1992 – 1993: Associate Professor of English and Africana Studies (vg.), Vassar College, Poughkeepsie, New York. 1994 – 2009: Appointed Distinguished Professor of Cultural Diversity and Professor of English, University of Wisconsin, Eau Claire.

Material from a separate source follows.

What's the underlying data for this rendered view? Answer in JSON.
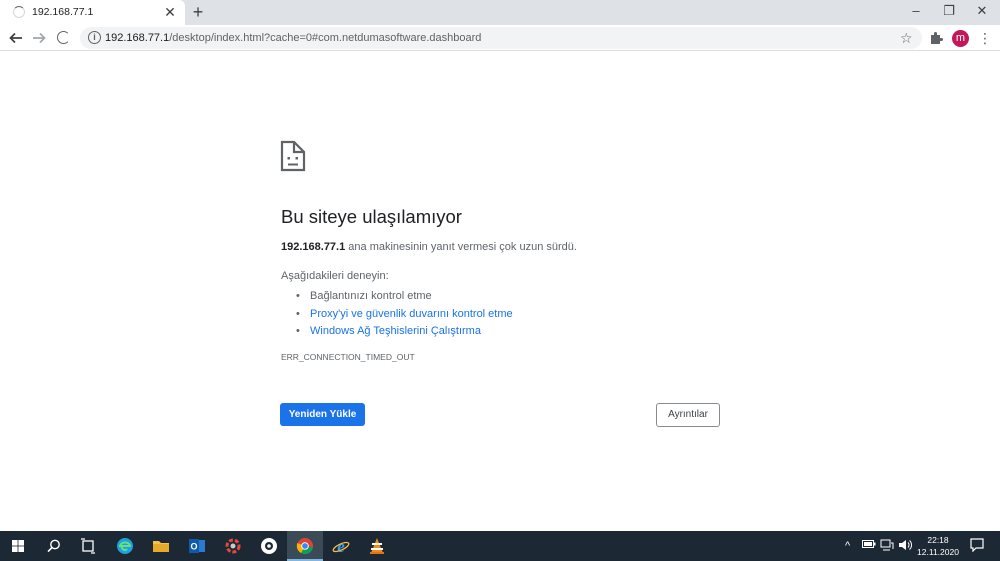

With such a tall resume, 2010 to date: she was named Chair Appointment: University Professor of Global Letters, University of Wisconsin, Eau Claire, Wisconsin, USA where she still teaches.
She has also won several international awards, including: the prestigious Fonlon-Nichols award (2009), the Phyllis Wheatley/Nwapa award for outstanding Black writers (2008), the Martin Luther King, Jr./Caesar Chavez Distinguished Writers Award (1989/90), the Distinguished Authors’ Award (1988), and the Association of Nigerian Authors Drama Prize which she has won several times with plays like The Desert Encroaches (1985), Tell It To Women (1995), Shakara: Dance-Hall Queen (2001), Then She Said it (2003), among numerous honours and international productions of her drama.
She was four times winner of the Association of Nigerian Authors (ANA) Drama Prize for the following plays, Then She Said it (2003), Shakara Dance-Hall Queen (2001), Tell It To Women (1995), and The Desert Encroaches (1985), Dr. Onwueme has also been honoured with these prestigious international awards: the 1988 Distinguished Author’s Award for her overall contribution to African literature, the 1989/90 Martin Luther King, Jr. Distinguished Writer’s Award, and in both 2000 and 2001, she was awarded major grants from the Ford Foundation for her creative writing and drama production, Who Can Silence the Drums? Delta Women Speak!
Onwueme was married with five children — Kenolisa Onwueme, Ebele Onwueme, Kunume Onwueme, Bundo Onwueme, and Malije Onwueme. But in 1998, she re-married again, to Obika Gray, a Jamaican political scientist.